> [Dataset rows describing interfaces]

-=-=-=-=-

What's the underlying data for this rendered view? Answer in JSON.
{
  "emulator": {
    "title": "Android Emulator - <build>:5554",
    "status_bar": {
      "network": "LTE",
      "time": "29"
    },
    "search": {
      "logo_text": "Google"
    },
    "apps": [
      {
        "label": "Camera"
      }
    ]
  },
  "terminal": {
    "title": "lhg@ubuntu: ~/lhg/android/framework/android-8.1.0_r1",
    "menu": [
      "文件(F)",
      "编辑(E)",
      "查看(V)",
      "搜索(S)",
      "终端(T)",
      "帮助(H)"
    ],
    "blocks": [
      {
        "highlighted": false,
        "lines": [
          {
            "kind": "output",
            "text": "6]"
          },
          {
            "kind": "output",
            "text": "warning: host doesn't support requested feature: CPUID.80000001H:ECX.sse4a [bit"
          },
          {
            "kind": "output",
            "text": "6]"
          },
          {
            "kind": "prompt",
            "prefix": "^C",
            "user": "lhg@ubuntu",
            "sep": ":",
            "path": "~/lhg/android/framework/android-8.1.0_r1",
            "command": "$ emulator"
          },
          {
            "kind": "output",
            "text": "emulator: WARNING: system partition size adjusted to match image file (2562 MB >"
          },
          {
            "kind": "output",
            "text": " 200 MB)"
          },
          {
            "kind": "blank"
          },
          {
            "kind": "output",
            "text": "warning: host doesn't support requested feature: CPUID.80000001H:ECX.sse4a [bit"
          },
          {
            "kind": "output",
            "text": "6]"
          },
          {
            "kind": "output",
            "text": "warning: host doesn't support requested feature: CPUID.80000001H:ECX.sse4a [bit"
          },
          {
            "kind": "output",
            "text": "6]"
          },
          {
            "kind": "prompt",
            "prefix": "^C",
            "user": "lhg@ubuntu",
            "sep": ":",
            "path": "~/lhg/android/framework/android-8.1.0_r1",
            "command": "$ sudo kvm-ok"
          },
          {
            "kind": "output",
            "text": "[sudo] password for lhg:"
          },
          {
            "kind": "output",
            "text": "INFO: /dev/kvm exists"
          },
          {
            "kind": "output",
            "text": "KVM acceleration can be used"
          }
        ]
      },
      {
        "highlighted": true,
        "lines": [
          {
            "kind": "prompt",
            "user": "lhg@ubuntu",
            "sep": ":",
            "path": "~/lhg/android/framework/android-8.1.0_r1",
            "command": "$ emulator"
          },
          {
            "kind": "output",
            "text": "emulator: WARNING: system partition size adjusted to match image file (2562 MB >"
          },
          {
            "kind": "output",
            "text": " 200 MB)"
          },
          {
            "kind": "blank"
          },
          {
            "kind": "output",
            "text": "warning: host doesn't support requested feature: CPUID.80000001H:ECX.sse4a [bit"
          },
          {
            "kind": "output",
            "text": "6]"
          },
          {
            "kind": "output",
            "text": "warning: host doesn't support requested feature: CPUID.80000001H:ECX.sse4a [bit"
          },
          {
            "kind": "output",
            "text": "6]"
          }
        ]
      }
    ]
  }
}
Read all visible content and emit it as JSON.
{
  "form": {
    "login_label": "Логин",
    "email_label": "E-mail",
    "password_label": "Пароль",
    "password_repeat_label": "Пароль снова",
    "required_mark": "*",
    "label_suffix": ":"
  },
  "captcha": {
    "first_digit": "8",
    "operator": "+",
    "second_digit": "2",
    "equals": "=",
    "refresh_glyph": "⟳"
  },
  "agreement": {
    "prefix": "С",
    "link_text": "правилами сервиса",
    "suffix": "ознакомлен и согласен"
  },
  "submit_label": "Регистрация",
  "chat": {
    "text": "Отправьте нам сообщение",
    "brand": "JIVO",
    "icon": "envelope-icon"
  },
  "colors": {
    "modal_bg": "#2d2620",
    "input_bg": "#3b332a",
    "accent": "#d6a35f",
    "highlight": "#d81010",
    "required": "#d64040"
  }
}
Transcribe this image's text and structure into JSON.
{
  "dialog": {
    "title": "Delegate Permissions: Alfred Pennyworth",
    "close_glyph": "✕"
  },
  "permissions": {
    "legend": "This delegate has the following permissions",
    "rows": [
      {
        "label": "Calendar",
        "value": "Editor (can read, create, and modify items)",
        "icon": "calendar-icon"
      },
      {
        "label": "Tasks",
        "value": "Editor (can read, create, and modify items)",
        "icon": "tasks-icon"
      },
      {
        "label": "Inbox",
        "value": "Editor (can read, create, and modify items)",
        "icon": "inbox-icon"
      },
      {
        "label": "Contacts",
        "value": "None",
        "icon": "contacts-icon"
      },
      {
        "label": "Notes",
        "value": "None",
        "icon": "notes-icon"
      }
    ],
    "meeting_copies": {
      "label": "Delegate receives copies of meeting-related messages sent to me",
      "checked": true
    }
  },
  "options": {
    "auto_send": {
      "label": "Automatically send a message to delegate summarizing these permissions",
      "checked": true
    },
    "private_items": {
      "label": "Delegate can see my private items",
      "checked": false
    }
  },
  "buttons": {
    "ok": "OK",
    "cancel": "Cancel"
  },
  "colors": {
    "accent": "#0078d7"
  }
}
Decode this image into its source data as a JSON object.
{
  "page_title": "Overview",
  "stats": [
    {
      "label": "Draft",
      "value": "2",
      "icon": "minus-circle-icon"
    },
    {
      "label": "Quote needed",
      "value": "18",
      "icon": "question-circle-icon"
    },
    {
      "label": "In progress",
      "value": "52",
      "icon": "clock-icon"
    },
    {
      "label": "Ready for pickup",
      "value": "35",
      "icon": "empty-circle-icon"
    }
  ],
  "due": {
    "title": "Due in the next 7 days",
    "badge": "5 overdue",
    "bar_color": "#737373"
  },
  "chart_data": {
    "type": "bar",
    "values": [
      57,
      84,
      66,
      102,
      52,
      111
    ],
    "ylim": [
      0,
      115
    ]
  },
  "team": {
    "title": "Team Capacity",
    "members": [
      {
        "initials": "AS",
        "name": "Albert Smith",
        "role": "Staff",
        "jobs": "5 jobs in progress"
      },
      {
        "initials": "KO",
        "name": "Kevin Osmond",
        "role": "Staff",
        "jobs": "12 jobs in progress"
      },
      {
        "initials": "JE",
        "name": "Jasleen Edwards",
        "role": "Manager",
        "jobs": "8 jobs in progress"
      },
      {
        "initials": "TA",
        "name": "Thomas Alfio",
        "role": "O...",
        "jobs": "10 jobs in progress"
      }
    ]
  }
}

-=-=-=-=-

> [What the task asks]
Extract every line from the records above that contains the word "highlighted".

> [Task response]
        "highlighted": false,
        "highlighted": true,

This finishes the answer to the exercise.